▶ Entries provided
----
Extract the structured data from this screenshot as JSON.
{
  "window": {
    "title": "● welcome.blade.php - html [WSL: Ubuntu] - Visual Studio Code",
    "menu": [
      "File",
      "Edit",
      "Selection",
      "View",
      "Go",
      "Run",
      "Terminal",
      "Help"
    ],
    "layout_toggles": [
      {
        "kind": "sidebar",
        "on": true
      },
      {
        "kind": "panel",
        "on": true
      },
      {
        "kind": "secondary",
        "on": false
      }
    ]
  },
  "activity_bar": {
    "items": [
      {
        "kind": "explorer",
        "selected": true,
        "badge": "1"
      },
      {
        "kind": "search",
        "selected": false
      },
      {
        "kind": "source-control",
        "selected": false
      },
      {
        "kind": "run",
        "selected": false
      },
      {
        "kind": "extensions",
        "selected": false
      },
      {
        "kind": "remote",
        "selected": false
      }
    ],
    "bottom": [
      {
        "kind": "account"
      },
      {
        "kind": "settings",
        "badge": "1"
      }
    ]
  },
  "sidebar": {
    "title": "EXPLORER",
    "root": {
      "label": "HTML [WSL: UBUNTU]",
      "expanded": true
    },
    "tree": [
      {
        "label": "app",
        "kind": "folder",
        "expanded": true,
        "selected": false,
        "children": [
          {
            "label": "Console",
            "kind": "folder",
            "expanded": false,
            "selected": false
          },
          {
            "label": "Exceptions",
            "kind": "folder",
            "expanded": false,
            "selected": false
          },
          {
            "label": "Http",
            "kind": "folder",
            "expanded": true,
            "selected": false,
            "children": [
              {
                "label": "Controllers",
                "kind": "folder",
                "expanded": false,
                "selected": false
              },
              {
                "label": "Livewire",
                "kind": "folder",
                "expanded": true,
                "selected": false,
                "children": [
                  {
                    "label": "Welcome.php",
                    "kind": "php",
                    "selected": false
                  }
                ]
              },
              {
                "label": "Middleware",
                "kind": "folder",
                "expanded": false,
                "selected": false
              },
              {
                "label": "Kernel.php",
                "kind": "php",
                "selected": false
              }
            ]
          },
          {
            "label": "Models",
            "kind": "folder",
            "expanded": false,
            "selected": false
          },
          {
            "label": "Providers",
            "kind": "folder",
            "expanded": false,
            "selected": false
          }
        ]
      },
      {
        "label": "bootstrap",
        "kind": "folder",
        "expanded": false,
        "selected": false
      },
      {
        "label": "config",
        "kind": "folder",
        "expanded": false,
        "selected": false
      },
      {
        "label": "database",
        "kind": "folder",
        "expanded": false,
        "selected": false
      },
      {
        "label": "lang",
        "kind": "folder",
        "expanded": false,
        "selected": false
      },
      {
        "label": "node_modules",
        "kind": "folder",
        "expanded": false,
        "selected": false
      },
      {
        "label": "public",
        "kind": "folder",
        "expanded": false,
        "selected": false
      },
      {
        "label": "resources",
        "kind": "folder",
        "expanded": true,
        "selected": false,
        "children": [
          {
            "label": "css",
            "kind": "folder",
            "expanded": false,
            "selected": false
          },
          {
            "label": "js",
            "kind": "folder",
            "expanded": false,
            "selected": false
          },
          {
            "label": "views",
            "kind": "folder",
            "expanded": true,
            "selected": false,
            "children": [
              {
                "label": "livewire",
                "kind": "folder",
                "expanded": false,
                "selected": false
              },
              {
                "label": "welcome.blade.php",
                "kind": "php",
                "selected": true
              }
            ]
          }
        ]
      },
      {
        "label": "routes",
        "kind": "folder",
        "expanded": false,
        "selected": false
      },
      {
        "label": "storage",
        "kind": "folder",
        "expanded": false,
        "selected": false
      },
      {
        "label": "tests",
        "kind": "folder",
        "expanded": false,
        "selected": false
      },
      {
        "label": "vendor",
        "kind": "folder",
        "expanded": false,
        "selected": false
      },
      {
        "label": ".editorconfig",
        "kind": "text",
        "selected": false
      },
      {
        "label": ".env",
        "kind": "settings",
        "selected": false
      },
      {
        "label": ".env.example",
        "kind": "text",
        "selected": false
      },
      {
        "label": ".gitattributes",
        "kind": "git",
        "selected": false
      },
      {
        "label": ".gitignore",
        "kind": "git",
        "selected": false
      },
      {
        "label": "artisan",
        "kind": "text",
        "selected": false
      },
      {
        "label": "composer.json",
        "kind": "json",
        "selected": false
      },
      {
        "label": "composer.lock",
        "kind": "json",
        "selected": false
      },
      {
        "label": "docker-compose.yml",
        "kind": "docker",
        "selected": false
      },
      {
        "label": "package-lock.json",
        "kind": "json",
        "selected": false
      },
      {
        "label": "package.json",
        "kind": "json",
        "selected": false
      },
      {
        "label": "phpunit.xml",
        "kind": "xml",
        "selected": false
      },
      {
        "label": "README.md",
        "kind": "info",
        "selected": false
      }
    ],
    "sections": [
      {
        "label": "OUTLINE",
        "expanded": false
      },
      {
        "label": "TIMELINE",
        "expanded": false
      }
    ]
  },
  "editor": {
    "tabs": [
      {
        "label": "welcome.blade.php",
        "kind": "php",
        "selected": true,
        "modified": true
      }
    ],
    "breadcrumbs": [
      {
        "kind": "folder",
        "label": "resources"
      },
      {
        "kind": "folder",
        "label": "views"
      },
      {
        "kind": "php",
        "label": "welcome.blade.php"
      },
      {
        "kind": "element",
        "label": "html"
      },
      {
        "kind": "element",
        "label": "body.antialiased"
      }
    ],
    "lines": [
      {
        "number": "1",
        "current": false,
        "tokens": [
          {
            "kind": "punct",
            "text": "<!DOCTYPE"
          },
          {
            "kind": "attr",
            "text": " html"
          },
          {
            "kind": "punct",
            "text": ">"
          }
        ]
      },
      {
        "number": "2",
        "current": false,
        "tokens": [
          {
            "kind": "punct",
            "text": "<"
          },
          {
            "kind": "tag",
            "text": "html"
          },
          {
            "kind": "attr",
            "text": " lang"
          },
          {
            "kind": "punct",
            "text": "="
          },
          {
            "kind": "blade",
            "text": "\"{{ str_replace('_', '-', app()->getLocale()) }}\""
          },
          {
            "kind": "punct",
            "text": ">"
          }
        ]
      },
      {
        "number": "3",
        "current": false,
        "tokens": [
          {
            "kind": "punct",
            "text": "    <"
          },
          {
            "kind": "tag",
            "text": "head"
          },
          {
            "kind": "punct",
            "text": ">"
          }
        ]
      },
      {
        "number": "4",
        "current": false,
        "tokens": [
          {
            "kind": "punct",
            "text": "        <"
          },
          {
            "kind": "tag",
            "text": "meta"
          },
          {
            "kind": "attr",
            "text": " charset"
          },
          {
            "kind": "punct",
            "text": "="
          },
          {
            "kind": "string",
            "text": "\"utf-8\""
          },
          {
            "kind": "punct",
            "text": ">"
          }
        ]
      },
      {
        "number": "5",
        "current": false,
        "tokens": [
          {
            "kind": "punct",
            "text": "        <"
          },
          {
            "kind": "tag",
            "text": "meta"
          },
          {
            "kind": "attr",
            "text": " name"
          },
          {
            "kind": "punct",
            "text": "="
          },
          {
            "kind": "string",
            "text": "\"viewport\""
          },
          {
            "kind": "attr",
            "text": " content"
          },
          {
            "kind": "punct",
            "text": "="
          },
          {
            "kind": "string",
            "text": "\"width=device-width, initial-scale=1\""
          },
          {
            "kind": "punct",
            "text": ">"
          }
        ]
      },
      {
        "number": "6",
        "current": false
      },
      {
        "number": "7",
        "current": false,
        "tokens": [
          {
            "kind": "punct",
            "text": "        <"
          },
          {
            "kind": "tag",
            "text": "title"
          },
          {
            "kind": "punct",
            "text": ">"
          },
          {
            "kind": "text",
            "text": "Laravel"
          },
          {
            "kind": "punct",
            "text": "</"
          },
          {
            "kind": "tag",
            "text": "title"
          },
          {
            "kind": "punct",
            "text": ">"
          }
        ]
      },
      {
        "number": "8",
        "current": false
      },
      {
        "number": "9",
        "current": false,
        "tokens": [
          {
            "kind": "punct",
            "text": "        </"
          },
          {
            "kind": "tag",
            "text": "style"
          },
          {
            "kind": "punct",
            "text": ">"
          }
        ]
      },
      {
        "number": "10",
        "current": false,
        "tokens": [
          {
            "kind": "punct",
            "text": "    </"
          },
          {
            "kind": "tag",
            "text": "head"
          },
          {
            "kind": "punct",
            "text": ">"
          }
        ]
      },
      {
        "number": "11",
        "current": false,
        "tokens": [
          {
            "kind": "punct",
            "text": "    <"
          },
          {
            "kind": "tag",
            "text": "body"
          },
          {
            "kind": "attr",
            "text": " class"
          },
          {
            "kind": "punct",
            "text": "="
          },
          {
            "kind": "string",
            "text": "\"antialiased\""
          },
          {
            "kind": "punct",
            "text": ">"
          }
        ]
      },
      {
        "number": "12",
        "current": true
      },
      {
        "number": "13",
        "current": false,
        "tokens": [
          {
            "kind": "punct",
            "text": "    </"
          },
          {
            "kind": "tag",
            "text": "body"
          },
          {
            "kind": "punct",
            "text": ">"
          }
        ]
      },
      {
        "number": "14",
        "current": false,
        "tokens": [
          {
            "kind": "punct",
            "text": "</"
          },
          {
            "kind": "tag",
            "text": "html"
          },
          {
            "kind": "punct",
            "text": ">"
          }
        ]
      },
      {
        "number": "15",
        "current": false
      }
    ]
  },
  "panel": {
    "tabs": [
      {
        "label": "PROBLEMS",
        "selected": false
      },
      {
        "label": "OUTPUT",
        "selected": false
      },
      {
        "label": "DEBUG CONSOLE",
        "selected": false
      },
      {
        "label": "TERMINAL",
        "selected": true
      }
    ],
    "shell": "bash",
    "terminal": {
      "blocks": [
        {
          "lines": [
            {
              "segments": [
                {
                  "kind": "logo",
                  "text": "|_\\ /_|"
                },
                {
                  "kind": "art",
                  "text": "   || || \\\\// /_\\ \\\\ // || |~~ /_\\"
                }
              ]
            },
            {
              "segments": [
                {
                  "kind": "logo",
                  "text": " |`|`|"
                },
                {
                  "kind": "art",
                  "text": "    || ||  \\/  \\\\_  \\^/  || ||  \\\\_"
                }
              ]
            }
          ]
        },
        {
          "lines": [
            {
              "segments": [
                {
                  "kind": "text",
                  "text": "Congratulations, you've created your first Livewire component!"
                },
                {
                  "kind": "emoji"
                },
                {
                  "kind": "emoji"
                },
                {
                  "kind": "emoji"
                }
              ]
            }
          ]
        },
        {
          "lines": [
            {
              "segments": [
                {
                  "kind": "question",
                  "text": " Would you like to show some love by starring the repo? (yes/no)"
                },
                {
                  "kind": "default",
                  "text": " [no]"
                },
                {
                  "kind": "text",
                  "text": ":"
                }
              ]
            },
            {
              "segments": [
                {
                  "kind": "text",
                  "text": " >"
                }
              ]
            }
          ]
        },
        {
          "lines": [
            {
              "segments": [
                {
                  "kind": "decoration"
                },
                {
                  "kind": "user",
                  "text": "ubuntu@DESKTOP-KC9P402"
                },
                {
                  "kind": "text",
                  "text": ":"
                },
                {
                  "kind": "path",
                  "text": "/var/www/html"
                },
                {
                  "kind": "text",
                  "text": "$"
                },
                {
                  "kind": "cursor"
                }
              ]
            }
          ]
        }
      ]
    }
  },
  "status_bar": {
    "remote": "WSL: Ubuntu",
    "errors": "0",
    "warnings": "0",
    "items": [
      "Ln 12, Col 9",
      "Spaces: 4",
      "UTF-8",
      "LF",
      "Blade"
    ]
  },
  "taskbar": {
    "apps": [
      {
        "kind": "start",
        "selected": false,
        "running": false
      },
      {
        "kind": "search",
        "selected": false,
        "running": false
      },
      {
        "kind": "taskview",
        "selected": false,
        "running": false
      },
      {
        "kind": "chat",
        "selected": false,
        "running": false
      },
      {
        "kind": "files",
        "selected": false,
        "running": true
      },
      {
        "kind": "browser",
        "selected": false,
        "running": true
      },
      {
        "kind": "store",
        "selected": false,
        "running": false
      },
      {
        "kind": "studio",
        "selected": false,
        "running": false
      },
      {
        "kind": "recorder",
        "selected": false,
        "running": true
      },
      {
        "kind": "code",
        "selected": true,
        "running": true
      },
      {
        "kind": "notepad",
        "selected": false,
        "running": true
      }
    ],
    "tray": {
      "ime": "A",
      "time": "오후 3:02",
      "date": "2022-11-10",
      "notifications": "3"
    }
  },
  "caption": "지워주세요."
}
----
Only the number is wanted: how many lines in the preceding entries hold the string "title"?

▶ Response area
4